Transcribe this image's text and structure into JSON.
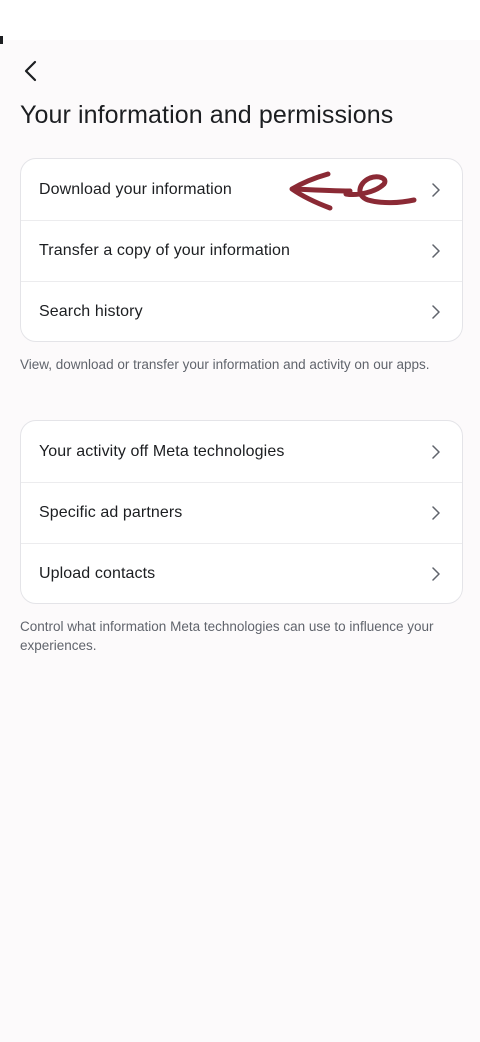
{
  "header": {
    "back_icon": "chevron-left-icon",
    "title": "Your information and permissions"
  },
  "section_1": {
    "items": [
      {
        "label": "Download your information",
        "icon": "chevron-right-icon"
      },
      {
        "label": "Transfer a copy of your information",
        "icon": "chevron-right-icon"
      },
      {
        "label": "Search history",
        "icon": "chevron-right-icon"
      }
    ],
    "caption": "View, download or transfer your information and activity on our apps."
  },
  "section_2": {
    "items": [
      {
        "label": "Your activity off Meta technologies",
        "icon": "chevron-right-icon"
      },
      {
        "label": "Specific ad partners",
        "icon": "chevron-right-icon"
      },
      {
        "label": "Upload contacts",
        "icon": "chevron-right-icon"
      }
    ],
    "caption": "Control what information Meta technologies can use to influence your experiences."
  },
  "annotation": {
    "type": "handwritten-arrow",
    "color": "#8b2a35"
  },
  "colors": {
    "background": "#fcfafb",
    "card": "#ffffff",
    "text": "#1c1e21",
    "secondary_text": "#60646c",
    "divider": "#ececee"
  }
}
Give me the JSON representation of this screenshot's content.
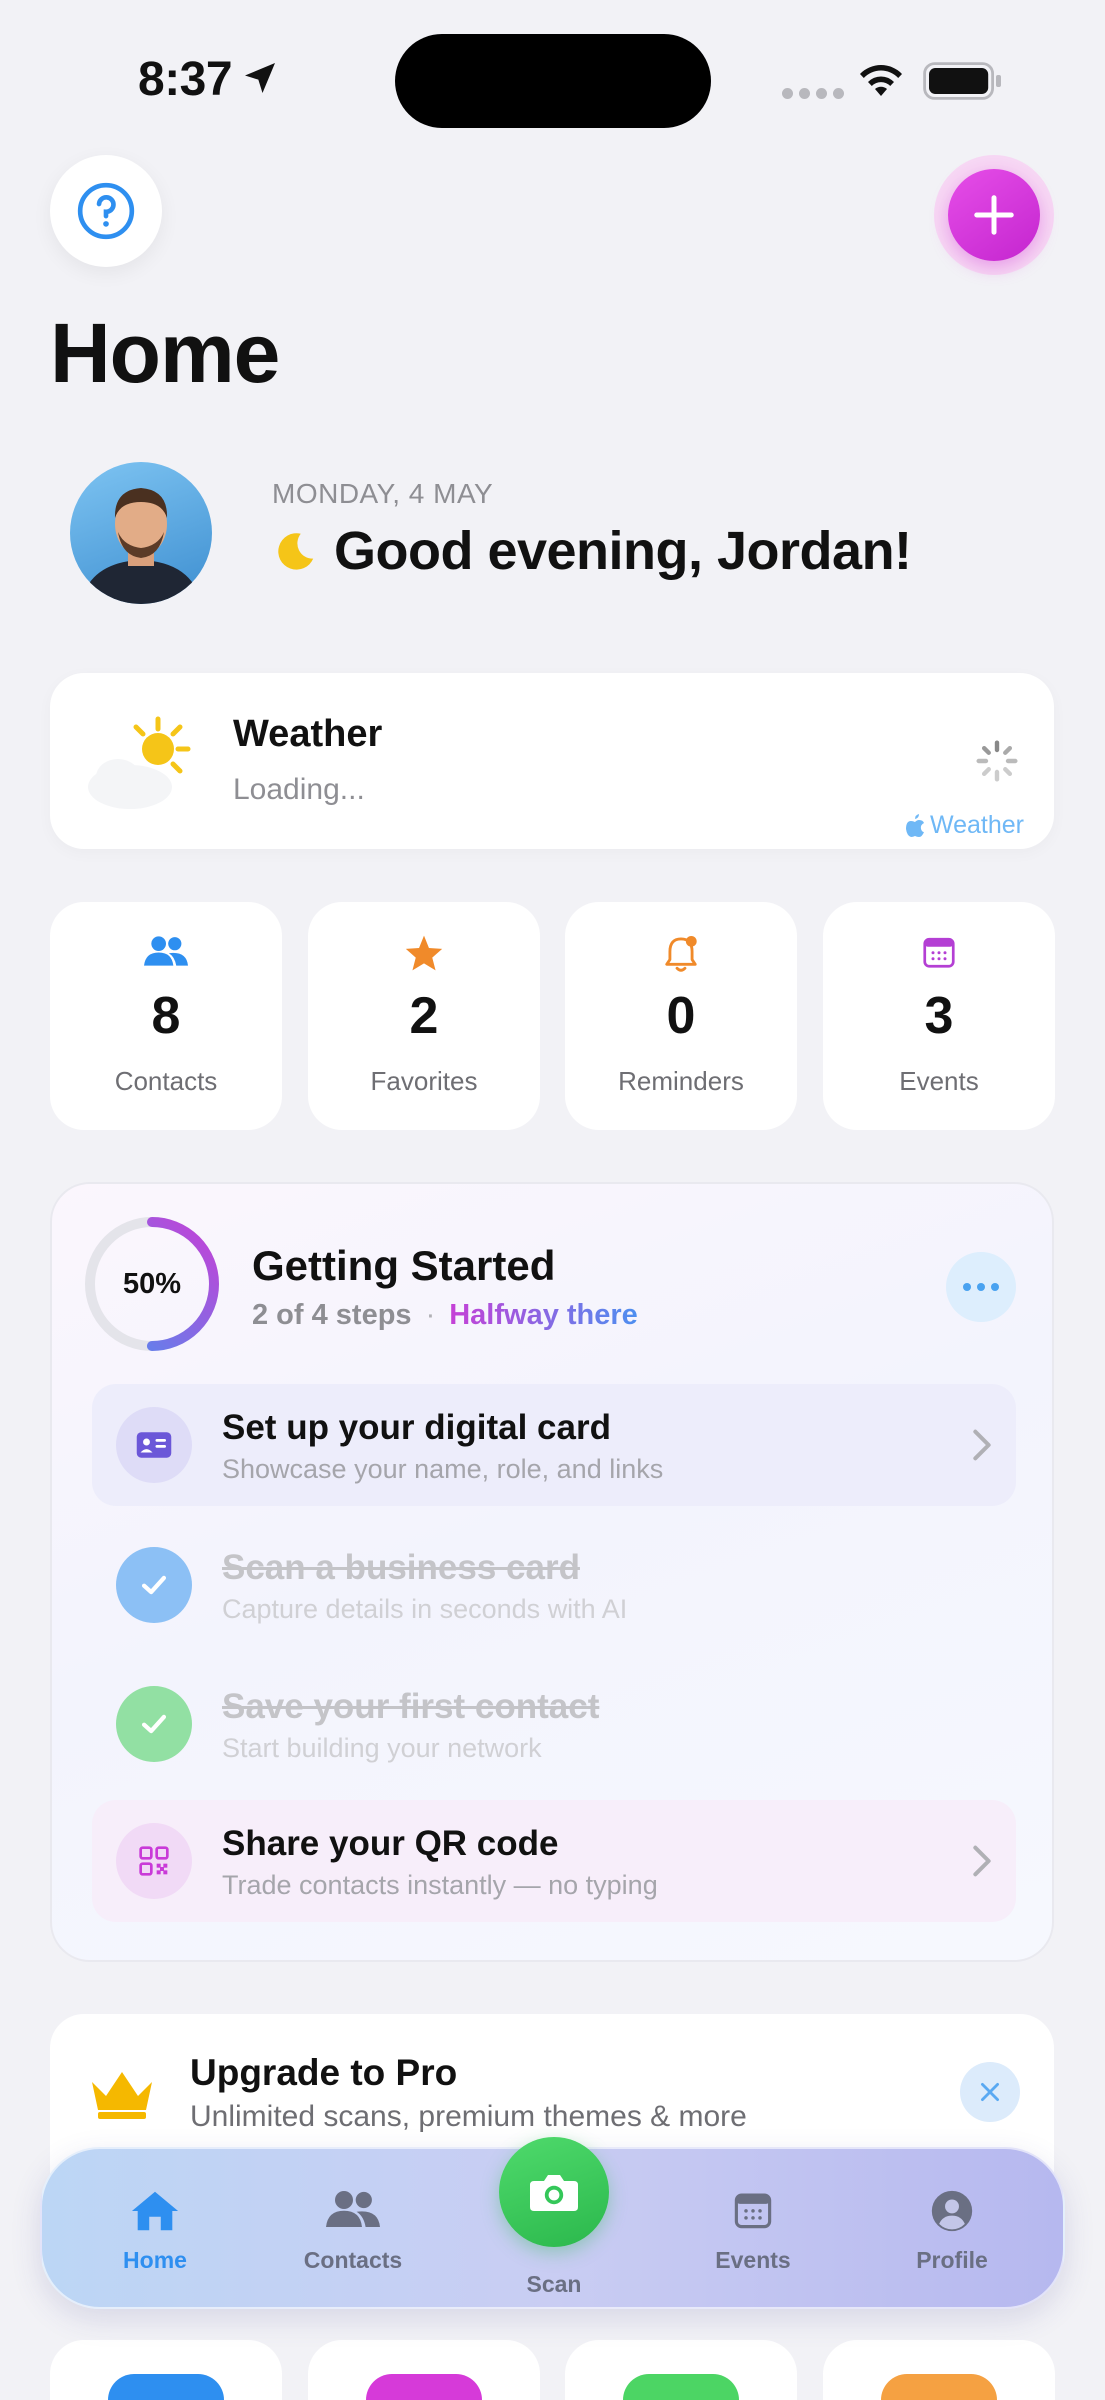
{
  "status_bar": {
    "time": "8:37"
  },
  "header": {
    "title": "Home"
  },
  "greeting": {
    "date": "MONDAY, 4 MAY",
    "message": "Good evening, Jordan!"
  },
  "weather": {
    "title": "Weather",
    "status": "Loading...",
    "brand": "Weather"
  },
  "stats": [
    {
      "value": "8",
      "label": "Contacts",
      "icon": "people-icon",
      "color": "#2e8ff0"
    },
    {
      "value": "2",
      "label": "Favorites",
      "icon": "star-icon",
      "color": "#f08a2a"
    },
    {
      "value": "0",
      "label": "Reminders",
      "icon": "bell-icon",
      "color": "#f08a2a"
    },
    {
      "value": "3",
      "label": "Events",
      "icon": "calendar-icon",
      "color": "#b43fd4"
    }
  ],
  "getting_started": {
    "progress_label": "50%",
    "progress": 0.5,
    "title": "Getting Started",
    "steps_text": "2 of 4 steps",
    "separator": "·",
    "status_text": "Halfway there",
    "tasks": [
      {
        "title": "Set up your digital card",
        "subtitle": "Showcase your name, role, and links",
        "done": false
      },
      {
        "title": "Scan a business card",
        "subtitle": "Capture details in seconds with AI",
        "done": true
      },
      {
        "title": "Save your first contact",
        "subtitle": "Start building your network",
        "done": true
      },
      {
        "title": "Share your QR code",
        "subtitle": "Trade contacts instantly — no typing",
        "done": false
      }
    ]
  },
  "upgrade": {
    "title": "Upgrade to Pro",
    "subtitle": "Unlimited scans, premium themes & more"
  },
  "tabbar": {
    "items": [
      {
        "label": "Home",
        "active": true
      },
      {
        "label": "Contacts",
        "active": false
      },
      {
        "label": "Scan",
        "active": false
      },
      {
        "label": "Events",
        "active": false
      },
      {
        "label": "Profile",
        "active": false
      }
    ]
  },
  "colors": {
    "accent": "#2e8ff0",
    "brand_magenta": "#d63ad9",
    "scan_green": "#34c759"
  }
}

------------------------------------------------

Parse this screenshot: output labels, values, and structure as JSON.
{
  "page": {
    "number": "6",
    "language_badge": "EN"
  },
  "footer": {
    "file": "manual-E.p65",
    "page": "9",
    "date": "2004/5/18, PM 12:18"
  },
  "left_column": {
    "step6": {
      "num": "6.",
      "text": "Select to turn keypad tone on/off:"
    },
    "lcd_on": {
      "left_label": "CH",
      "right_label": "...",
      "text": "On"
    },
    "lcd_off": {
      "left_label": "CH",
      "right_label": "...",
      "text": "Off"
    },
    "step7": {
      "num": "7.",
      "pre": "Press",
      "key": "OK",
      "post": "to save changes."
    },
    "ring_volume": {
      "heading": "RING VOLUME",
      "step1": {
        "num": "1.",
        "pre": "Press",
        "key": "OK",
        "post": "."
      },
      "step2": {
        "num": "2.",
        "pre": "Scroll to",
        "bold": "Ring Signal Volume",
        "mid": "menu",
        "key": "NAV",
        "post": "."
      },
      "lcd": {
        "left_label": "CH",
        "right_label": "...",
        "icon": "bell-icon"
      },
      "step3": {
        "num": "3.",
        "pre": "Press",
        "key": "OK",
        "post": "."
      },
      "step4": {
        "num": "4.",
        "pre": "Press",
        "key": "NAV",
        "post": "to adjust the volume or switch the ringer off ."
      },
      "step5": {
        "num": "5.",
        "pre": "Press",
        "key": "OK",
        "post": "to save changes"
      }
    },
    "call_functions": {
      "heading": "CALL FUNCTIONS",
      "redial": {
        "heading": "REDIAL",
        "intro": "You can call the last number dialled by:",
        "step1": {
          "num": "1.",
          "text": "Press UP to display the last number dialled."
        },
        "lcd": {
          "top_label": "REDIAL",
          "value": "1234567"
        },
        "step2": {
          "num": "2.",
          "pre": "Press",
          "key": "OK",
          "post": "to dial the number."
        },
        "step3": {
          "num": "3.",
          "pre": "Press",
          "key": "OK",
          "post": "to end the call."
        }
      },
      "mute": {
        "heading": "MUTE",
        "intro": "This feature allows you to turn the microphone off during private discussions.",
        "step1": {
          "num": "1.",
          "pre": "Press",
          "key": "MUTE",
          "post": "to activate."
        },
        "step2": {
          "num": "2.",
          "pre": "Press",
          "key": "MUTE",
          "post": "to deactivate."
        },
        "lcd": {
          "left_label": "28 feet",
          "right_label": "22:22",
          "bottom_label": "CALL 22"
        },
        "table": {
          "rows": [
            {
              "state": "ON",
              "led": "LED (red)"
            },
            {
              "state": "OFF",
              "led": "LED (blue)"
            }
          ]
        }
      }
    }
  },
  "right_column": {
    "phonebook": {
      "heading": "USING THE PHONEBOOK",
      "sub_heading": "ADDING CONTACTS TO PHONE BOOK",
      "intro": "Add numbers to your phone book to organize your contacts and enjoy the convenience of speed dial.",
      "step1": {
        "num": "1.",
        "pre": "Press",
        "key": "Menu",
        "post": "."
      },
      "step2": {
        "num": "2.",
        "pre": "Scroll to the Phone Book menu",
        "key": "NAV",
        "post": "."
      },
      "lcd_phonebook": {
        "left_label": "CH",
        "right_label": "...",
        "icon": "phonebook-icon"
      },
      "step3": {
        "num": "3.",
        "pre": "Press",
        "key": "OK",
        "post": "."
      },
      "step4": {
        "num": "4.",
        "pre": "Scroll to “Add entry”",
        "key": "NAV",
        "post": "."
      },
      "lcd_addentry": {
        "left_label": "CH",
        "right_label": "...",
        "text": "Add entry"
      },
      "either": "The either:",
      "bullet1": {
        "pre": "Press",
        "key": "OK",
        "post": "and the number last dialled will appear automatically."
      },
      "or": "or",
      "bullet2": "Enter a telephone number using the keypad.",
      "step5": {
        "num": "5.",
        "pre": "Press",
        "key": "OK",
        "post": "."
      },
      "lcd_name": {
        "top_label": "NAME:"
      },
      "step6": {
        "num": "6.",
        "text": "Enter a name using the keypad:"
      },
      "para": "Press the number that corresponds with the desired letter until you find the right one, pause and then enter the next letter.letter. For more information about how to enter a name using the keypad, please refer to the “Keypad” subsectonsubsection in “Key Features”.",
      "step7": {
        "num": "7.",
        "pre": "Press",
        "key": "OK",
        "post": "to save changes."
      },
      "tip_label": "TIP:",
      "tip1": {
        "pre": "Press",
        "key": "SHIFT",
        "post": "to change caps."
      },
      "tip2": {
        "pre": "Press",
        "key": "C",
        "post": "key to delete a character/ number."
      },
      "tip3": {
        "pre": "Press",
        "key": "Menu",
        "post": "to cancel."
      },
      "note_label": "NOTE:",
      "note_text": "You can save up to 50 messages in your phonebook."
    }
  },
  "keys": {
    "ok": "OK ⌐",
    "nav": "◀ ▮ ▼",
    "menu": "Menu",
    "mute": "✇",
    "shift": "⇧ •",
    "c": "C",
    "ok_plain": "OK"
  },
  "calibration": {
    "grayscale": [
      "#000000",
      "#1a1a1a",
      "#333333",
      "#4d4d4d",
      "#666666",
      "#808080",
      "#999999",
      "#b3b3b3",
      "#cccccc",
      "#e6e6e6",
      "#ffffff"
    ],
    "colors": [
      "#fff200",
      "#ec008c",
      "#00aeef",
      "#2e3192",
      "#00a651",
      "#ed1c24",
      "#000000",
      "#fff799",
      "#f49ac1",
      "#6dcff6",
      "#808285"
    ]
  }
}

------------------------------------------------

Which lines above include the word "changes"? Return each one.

      "post": "to save changes."
        "post": "to save changes"
        "post": "to save changes."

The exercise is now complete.